Professor John J. Iorio began his paratrooper career with the 542nd Battalion, before later joining the 17th Airborne Division in the Battle of the Bulge. He remembers it as a precursor to today's Special Forces, calling it the 542nd Parachute Raider Battalion, a unit full of cut-throats bent on killing Germans.[citation needed] His time with the battalion was a shaping moment in his life, a time he has never forgotten.[citation needed] Also during this period the Battalion sent groups of men on War Bonds drives as representatives of the U.S. Army Paratroopers, to raise money and attract new recruits.

On 1 July 1945, when the war with Germany was over, quietly and without fuss, the 542nd ceased to exist and was reflagged the Airborne Center Training Detachment.

The Airborne Center Training Detachment[edit]
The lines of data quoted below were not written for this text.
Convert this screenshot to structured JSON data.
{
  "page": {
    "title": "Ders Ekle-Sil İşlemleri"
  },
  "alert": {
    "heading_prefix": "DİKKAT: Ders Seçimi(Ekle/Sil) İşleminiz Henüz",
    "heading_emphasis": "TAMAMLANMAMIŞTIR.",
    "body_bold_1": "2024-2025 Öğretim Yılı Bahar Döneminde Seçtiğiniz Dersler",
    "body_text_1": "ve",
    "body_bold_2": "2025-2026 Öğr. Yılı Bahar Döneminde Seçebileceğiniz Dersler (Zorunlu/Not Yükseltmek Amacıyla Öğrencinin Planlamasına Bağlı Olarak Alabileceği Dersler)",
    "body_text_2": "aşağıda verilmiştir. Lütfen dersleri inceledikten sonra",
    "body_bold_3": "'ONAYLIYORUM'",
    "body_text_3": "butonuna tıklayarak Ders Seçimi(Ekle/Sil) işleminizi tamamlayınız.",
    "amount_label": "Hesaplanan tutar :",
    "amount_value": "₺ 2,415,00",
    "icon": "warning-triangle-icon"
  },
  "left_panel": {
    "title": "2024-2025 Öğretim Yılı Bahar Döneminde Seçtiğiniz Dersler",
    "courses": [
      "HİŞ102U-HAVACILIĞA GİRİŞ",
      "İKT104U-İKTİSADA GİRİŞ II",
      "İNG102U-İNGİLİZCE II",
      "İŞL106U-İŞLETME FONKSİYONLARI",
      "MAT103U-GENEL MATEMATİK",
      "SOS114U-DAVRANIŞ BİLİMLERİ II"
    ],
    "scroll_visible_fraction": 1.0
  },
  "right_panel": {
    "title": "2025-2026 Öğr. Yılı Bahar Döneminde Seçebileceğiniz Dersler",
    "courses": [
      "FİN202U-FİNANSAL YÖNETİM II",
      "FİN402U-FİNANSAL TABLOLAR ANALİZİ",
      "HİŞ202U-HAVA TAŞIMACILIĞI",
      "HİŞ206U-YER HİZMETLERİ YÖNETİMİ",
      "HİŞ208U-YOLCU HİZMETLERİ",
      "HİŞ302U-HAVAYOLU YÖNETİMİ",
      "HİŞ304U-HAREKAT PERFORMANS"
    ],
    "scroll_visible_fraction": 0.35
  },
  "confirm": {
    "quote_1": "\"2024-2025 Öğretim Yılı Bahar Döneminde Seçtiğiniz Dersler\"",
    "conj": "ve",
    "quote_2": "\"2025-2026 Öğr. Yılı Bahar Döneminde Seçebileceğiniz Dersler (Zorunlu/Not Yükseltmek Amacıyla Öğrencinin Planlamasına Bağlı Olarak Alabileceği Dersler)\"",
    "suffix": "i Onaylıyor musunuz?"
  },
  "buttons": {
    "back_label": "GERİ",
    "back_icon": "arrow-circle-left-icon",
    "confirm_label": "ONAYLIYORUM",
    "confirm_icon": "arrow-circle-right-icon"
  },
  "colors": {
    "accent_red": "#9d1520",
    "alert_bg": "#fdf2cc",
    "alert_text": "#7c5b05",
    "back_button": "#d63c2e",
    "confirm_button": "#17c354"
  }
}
The Battalion was reorganized by the removal of two line companies, whose men were either transferred overseas, or shuffled around the Detachment, to I Company, whose prime responsibility became, essentially what the battalion had been all along, an experimental outfit.

G Company was restocked with Glider Infantry and H Company with an Artillery Battery furnished from the 467th Airborne Field Artillery. The detachment spent the rest of its life span testing and developing tactics and equipment, demonstrating firepower and operations and providing men for Troop Carrier Training Exercises.

On 21 January 1946 the Detachment was transferred to Ft. Benning, Georgia, where it was broken up and its personnel were transferred to other commands, discharged or re-enlisted. Thus ended a great unit, always of high spirit, despite being stripped of its best men time and again. In its lifespan the 542nd provided the Army with much needed overseas replacements, who were highly trained and able to fill specialized roles in the other Parachute Regiments of the Army. It allowed Airborne Command to test new theories and develop new techniques for Airborne Warfare, and provided a good public image for the US Army Paratroopers in World War 2.


The US Airborne in WW2

  • History of the 542nd at The Drop Zone.org
  • "Recollections of the 542nd" by William T Ryder available in USA Airborne: 50th Anniversary by Bart Hagerman
  • The 542nd Parachute Infantry Regiment by Erik Mozolik at Flames of War

External links[edit]